On the contrary, the local authority claimed, discussions regarding its Tall Buildings Policy - which still needs to be put out for public consultation - are still ongoing.
Some observers have claimed that the policy had been rejected outright, a move that would have killed off Simpson's plans.
Councillors asked planners on 22 November to do further work on the detail of a draft tall buildings strategy before it is put to the public.
However, late yesterday, a spokesperson for Southwark Council said: 'This further work is needed to make clearer the definition of 'tall buildings' as it is used in the policies contained in the London plan and the emerging Southwark plan and to further refine the criteria concerning the location of tall buildings before consultation on the document begins.'
The spokesperson continued: 'While members made this decision for a number of reasons, it can be confirmed that it was not made as a consequence of any existing planning applications.
'Indeed, tall buildings which are designed to the highest quality have in the past been given approval in Southwark, such as the 'Shard of Glass'.

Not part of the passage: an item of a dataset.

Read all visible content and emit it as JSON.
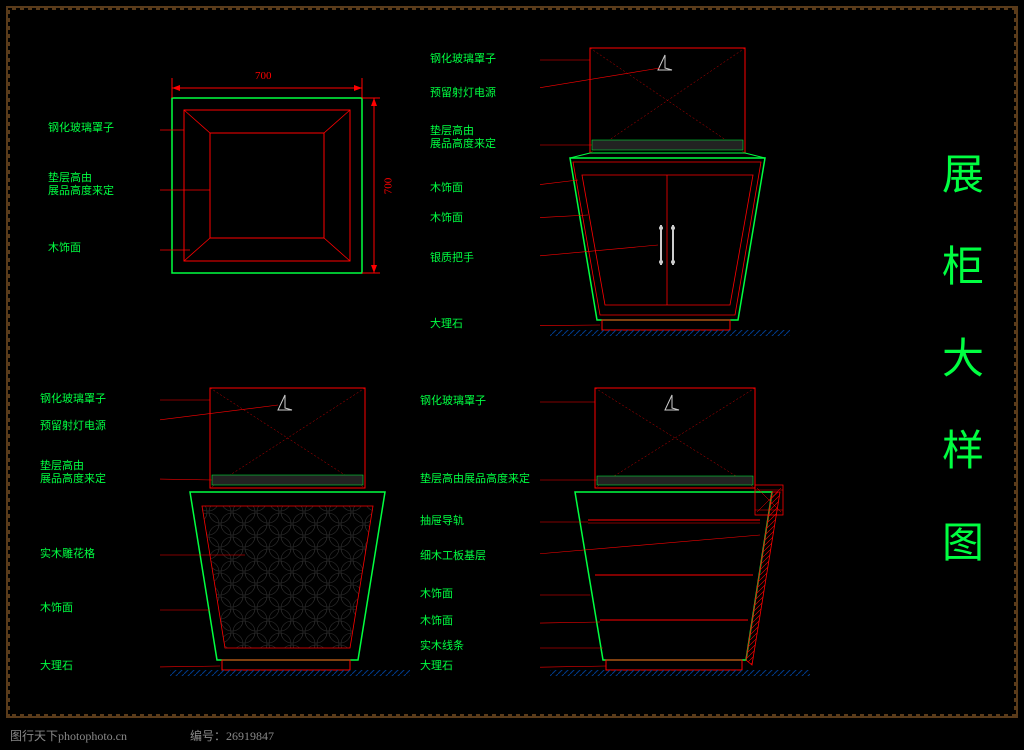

'Until the draft is complete it is too early to say what effect it will have on applications and, in the meantime, each application will continue to be considered on its merits, in line with current policy.'